While serving in Infantry, Airborne, Airmobile, and Special Forces units, he also earned degrees from the University of Nebraska and Shippensburg State College in Pennsylvania. And he received an honorary doctorate from the Harvard Executive Management Program.
Sidney Shachnow Received a Lot of Awards and Decorations
During his military career, his awards and decorations included two Distinguished Service Medals, two Silver Stars, the Defense Superior Service Medal, the Legion of Merit, three Bronze Stars, and two Purple Hearts, among other honors.
He also was honored with the U.S. Special Operations medal for outstanding contributions to the special operations community and is included on the honor roll in the Infantry Officers’ Hall of Fame at Fort Benning, Georgia.
Maj. Gen. Sidney Shachnow Authored “Hope and Honor”
Following his retirement, Shachnow authored a best-selling autobiography, “Hope and Honor,” which was published in 2004.

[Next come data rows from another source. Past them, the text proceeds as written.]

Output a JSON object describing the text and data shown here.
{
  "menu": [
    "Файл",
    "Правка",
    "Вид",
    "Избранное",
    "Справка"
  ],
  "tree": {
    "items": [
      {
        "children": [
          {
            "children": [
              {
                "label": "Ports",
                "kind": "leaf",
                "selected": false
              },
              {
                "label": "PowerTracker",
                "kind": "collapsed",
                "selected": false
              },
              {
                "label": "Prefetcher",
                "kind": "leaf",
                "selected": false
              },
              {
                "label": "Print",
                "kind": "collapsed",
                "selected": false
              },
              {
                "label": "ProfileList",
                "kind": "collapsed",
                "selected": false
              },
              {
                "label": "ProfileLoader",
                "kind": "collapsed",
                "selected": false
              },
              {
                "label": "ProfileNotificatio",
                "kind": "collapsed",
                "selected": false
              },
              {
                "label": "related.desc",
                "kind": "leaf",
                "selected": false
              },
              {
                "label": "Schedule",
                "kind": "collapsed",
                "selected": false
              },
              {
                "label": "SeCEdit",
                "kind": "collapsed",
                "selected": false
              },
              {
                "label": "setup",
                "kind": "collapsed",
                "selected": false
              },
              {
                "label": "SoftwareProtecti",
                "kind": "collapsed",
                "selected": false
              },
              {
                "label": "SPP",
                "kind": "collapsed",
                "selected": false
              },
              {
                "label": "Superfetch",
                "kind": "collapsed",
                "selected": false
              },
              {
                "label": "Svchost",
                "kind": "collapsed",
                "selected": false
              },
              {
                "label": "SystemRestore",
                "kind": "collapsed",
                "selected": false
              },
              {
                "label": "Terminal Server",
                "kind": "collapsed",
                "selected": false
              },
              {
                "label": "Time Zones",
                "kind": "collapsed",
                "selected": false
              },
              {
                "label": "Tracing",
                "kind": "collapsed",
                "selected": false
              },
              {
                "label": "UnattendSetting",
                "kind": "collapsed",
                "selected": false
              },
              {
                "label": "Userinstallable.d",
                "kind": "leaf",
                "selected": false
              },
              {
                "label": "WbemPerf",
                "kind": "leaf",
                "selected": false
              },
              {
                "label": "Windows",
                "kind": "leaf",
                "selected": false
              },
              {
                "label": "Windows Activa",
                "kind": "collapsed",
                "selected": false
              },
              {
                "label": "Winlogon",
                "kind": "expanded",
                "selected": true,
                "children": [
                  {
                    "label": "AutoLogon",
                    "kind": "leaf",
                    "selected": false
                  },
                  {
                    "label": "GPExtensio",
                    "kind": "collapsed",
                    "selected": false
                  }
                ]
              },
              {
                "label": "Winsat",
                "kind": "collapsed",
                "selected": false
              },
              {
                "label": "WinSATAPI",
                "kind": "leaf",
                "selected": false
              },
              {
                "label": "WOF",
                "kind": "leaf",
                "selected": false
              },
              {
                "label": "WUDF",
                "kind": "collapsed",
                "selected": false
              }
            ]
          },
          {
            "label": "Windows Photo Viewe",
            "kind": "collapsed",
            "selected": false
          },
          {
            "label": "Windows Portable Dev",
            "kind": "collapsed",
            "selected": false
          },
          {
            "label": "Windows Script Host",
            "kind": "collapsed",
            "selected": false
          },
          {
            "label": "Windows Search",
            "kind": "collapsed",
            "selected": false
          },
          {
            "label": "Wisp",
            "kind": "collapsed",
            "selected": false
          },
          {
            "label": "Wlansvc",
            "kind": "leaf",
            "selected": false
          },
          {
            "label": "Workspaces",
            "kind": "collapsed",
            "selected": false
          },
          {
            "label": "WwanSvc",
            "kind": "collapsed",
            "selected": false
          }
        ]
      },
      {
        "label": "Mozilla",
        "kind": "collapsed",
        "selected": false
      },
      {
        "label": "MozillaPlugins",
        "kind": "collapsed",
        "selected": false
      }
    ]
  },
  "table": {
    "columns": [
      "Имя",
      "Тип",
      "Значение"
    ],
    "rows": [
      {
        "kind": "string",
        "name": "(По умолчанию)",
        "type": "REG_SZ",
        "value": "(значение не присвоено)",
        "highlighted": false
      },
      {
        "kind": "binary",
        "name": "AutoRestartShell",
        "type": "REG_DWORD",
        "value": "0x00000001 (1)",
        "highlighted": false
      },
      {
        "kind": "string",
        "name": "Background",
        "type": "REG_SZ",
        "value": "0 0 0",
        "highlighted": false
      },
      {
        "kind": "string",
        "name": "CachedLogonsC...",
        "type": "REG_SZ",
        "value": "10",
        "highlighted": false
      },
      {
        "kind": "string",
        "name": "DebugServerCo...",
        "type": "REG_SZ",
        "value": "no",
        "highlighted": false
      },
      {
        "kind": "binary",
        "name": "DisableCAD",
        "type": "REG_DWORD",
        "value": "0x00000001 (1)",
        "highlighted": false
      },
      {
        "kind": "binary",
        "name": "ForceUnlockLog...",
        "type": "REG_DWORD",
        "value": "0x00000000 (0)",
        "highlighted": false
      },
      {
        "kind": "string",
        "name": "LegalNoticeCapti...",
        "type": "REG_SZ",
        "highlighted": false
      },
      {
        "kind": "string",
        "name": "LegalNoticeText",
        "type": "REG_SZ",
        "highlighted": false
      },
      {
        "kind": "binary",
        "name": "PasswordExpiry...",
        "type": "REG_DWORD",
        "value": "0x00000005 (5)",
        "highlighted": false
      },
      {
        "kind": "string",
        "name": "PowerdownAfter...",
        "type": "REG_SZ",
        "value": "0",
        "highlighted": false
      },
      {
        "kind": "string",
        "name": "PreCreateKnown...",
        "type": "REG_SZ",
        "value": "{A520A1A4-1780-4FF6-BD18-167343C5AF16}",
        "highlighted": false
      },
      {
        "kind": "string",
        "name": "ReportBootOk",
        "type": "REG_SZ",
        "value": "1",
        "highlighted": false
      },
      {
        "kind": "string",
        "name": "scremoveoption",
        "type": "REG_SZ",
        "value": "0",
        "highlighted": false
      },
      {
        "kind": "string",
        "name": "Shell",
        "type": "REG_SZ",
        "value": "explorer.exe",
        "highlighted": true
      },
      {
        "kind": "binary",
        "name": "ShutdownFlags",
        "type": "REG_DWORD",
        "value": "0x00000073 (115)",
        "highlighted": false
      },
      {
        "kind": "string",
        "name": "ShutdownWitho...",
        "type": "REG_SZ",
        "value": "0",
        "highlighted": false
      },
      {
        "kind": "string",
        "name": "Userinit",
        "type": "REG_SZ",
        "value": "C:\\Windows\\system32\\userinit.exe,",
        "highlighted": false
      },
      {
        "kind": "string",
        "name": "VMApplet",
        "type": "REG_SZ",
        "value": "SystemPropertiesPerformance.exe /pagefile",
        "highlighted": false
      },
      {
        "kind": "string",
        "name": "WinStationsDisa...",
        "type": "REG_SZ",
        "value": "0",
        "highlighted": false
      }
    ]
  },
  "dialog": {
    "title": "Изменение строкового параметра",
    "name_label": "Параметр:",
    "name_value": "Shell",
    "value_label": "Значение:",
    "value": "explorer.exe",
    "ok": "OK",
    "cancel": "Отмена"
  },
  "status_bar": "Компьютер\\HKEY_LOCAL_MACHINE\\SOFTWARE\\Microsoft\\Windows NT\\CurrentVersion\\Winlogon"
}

The late Col. Aaron Bank, known as the “father of the Green Berets,” once called Maj. Gen. Shachnow, a “determined, dedicated, dyed-in-the-wool Special Forces officer.”
And Bob Charest, a veteran of Detachment A who twice served under Shachnow, said the general would be remembered as one of the greatest leaders in Special Forces history. “He stood out throughout his career,” Charest said. “He is quite an icon among Special Forces troops.”
Maj. Gen. Shachnow, 83, who lived in Southern Pines, died Sept. 27, 2018, and is survived by his wife Arlene, four daughters, and more than a dozen grandchildren.
But his legacy lives on.
I served with LT Shachnow in Erlangen in 1962 50 Infantry
Major General Schachnow was one of those mentors that I served with twice during my 28-year Army career. I served in his command at Fort Bragg and I served in Berlin as a Battalion Commander at Field Station Berlin when MG Schachnow Commanded the Berlin Brigade. He is one of the General Officers whom all came into contact knew instantly that he was the real deal – a GO that always did the right thing, took care of his soldiers, and looked out for their welfare. MG Schachnow was one of my personal Heroes, a General whom I deeply respected and admired. I have only known three General Officers that I said IF I ever had to go to war, I want to go with them and MG Schachnow is one of the three. There are not enough words to tell you what a major impact that MG Shachnow made on Special Forces and the U.S. Army. I know that I was a better officer because of his mentorship. MG Shachnow – RIP, Steve Epkins, COL, US Army (Retired)
Thank you for sharing your story.